This is the first of a series of ten posts about my recent trip to Mountain Bike the Continental Divide between Banff, Canada to Antelope Wells, New Mexico. Further information about the expedition can be found at www.bikingthegreatdivide.com
It’s been a week since I stopped cycling at the end of my Canada to Mexico Mountain Bike Trip
down the Continental Divide. The week has gone very quickly mainly because I
had to get to Phoenix, Arizona and then back to the UK ready to start work.
During my commutes around Scotland over the last couple of days I’ve been pulling together my thoughts on the expedition, writing up my diary and trying my best to catalogue photographs. In the meantime Simon and Marco have still been battling on with the fierce New Mexico climate and terrain in a bid to make it to Antelope Wells and the end of their journey. All being well they should get to the end tomorrow (Saturday 25th) and I wish them the best of luck and some strong tail winds!

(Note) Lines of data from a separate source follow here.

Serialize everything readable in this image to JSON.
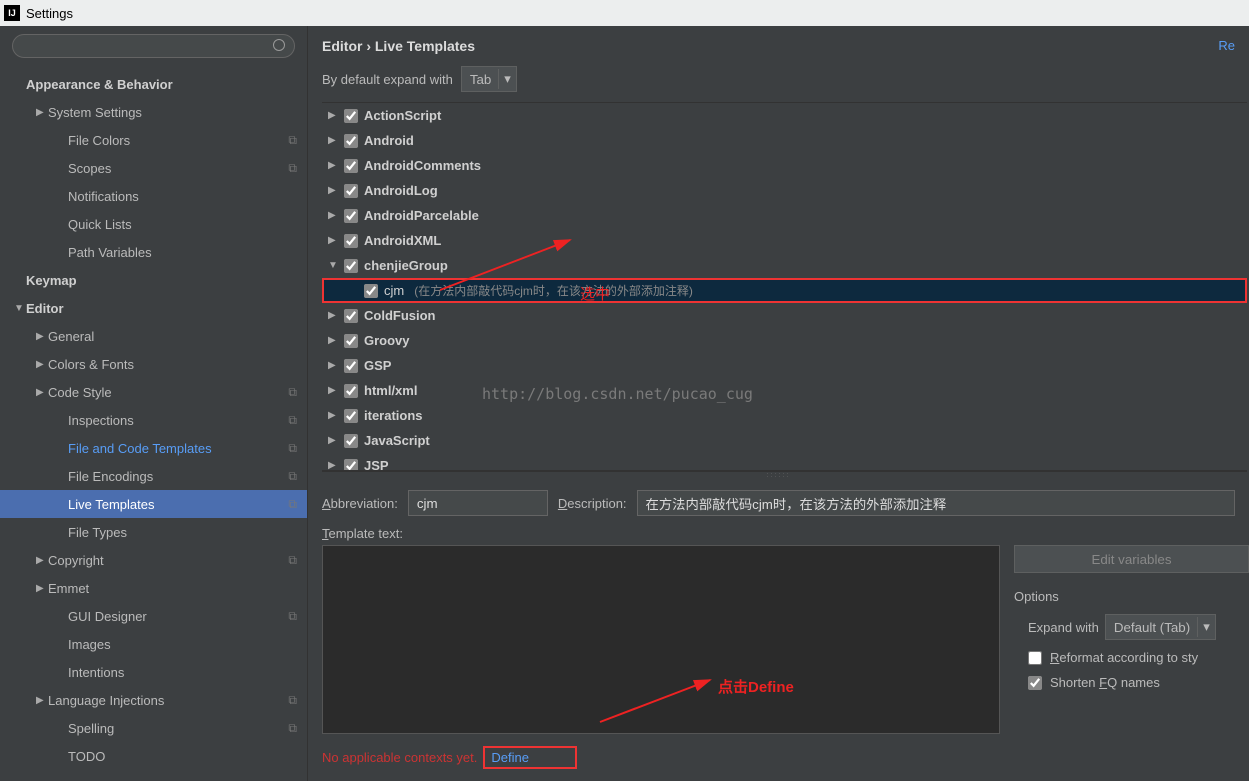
{
  "window": {
    "title": "Settings"
  },
  "breadcrumb": {
    "path": "Editor › Live Templates",
    "reset": "Re"
  },
  "sidebar": {
    "items": [
      {
        "label": "Appearance & Behavior",
        "header": true,
        "arrow": ""
      },
      {
        "label": "System Settings",
        "depth": 1,
        "arrow": "▶"
      },
      {
        "label": "File Colors",
        "depth": 2,
        "copy": true
      },
      {
        "label": "Scopes",
        "depth": 2,
        "copy": true
      },
      {
        "label": "Notifications",
        "depth": 2
      },
      {
        "label": "Quick Lists",
        "depth": 2
      },
      {
        "label": "Path Variables",
        "depth": 2
      },
      {
        "label": "Keymap",
        "header": true
      },
      {
        "label": "Editor",
        "header": true,
        "arrow": "▼"
      },
      {
        "label": "General",
        "depth": 1,
        "arrow": "▶"
      },
      {
        "label": "Colors & Fonts",
        "depth": 1,
        "arrow": "▶"
      },
      {
        "label": "Code Style",
        "depth": 1,
        "arrow": "▶",
        "copy": true
      },
      {
        "label": "Inspections",
        "depth": 2,
        "copy": true
      },
      {
        "label": "File and Code Templates",
        "depth": 2,
        "copy": true,
        "active": true
      },
      {
        "label": "File Encodings",
        "depth": 2,
        "copy": true
      },
      {
        "label": "Live Templates",
        "depth": 2,
        "copy": true,
        "selected": true
      },
      {
        "label": "File Types",
        "depth": 2
      },
      {
        "label": "Copyright",
        "depth": 1,
        "arrow": "▶",
        "copy": true
      },
      {
        "label": "Emmet",
        "depth": 1,
        "arrow": "▶"
      },
      {
        "label": "GUI Designer",
        "depth": 2,
        "copy": true
      },
      {
        "label": "Images",
        "depth": 2
      },
      {
        "label": "Intentions",
        "depth": 2
      },
      {
        "label": "Language Injections",
        "depth": 1,
        "arrow": "▶",
        "copy": true
      },
      {
        "label": "Spelling",
        "depth": 2,
        "copy": true
      },
      {
        "label": "TODO",
        "depth": 2
      }
    ]
  },
  "expand": {
    "label": "By default expand with",
    "value": "Tab"
  },
  "templates": [
    {
      "name": "ActionScript",
      "arrow": "▶"
    },
    {
      "name": "Android",
      "arrow": "▶"
    },
    {
      "name": "AndroidComments",
      "arrow": "▶"
    },
    {
      "name": "AndroidLog",
      "arrow": "▶"
    },
    {
      "name": "AndroidParcelable",
      "arrow": "▶"
    },
    {
      "name": "AndroidXML",
      "arrow": "▶"
    },
    {
      "name": "chenjieGroup",
      "arrow": "▼",
      "expanded": true
    },
    {
      "name": "cjm",
      "child": true,
      "desc": "(在方法内部敲代码cjm时，在该方法的外部添加注释)",
      "selected": true
    },
    {
      "name": "ColdFusion",
      "arrow": "▶"
    },
    {
      "name": "Groovy",
      "arrow": "▶"
    },
    {
      "name": "GSP",
      "arrow": "▶"
    },
    {
      "name": "html/xml",
      "arrow": "▶"
    },
    {
      "name": "iterations",
      "arrow": "▶"
    },
    {
      "name": "JavaScript",
      "arrow": "▶"
    },
    {
      "name": "JSP",
      "arrow": "▶"
    }
  ],
  "form": {
    "abbr_label": "Abbreviation:",
    "abbr_value": "cjm",
    "desc_label": "Description:",
    "desc_value": "在方法内部敲代码cjm时，在该方法的外部添加注释",
    "template_text_label": "Template text:"
  },
  "no_context": {
    "text": "No applicable contexts yet.",
    "link": "Define"
  },
  "options": {
    "edit_vars": "Edit variables",
    "title": "Options",
    "expand_label": "Expand with",
    "expand_value": "Default (Tab)",
    "reformat": "Reformat according to sty",
    "shorten": "Shorten FQ names"
  },
  "annotations": {
    "select": "选中",
    "click_define": "点击Define",
    "watermark": "http://blog.csdn.net/pucao_cug"
  }
}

In the next series of posts I will catalogue my experience of the trail, the route, details of equipment carried and my personal reflections on my month in the saddle. These entries will be cross posted on the expedition website www.bikingthegreatdivide.com

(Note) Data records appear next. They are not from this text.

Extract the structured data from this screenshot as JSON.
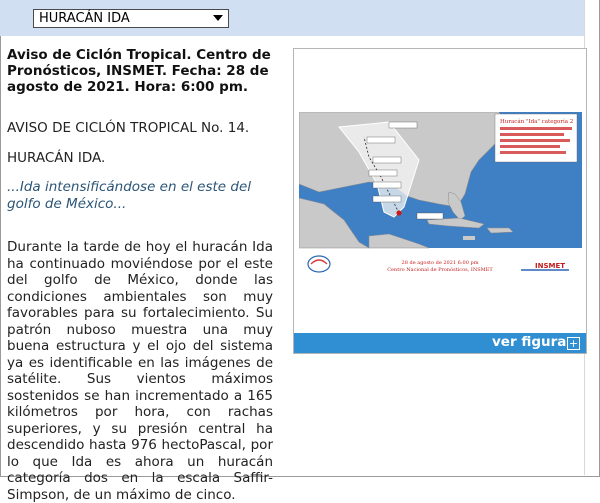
{
  "selector": {
    "selected": "HURACÁN IDA"
  },
  "heading": "Aviso de Ciclón Tropical. Centro de Pronósticos, INSMET. Fecha: 28 de agosto de 2021. Hora: 6:00 pm.",
  "notice_number": "AVISO DE CICLÓN TROPICAL No. 14.",
  "storm_name": "HURACÁN IDA.",
  "lead": "...Ida intensificándose en el este del golfo de México...",
  "body": "Durante la tarde de hoy el huracán Ida ha continuado moviéndose por el este del golfo de México, donde las condiciones ambientales son muy favorables para su fortalecimiento. Su patrón nuboso muestra una muy buena estructura y el ojo del sistema ya es identificable en las imágenes de satélite. Sus vientos máximos sostenidos se han incrementado a 165 kilómetros por hora, con rachas superiores, y su presión central ha descendido hasta 976 hectoPascal, por lo que Ida es ahora un huracán categoría dos en la escala Saffir-Simpson, de un máximo de cinco.",
  "figure": {
    "link_label": "ver figura",
    "plus_icon": "plus-icon",
    "map_title": "Huracán \"Ida\" categoría 2",
    "map_caption_line1": "28 de agosto de 2021 6:00 pm",
    "map_caption_line2": "Centro Nacional de Pronósticos, INSMET",
    "map_logo": "INSMET",
    "colors": {
      "bar": "#2f8fd2",
      "ocean": "#3f7fc4",
      "land": "#c9c9c9"
    }
  }
}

Before I start I should say that I’m not a cyclist or really a mountain biker. I bought my bike 18 months ago in an effort to try and stay fit during the winter. I do, however, have nearly 15 years of wilderness expedition experience operating from extreme environments and in often remote locations. This experience was invaluable on the trail, particularly for the two weeks that I spent by myself.
I first came up with the idea of mountain biking the Great Divide after my good friend Mark Salmon suggested it to me during a expedition to the Cascade Mountains12 months ago. I became quite fixated with the idea and was grateful when Simon and then Marco agreed to join me for the journey.

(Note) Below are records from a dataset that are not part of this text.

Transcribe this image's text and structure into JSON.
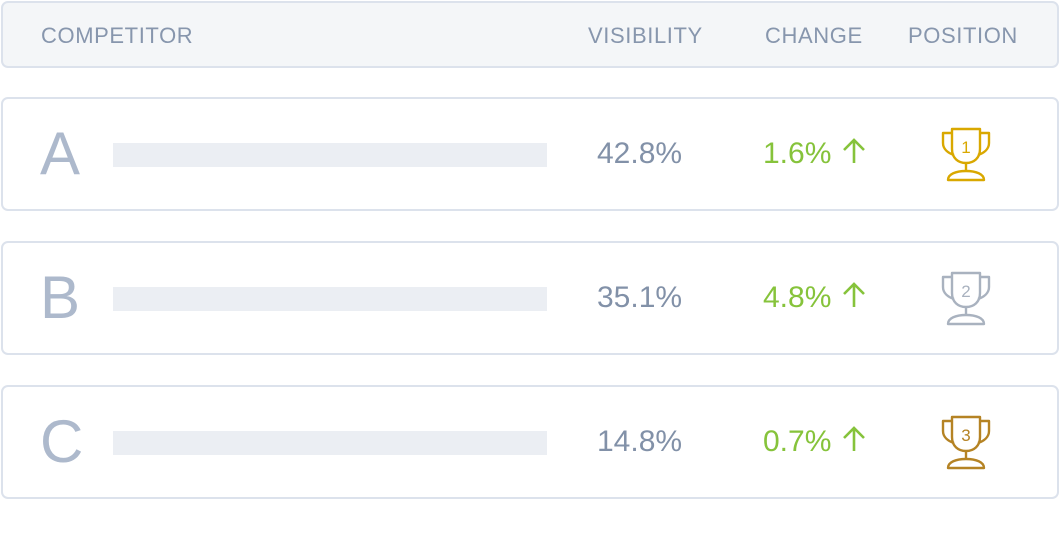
{
  "header": {
    "competitor": "COMPETITOR",
    "visibility": "VISIBILITY",
    "change": "CHANGE",
    "position": "POSITION"
  },
  "colors": {
    "gold": "#d9a800",
    "silver": "#a9b2bf",
    "bronze": "#b58324",
    "positive": "#86c33b"
  },
  "rows": [
    {
      "name": "A",
      "visibility": "42.8%",
      "change": "1.6%",
      "direction": "up",
      "position": "1",
      "trophy": "gold"
    },
    {
      "name": "B",
      "visibility": "35.1%",
      "change": "4.8%",
      "direction": "up",
      "position": "2",
      "trophy": "silver"
    },
    {
      "name": "C",
      "visibility": "14.8%",
      "change": "0.7%",
      "direction": "up",
      "position": "3",
      "trophy": "bronze"
    }
  ]
}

I would recommend the Great
Divide Mountain Bike Route to anyone with a sense
of adventure. It’s well documented, well mapped and there is lots of advice
available on the internet. The big question that anyone should consider before
attempting the Great Divide is how much time have you got. To complete the
route in thirty days with a BOB Trailer was a real challenge and gave hardly any
time for rest, relaxation, reflection and sightseeing. Even for a fit team, I
would suggest that 6 – 7 weeks is a more realistic time scale if you plan to
tour, rather than race, the route.
In the next post I will start to document the route.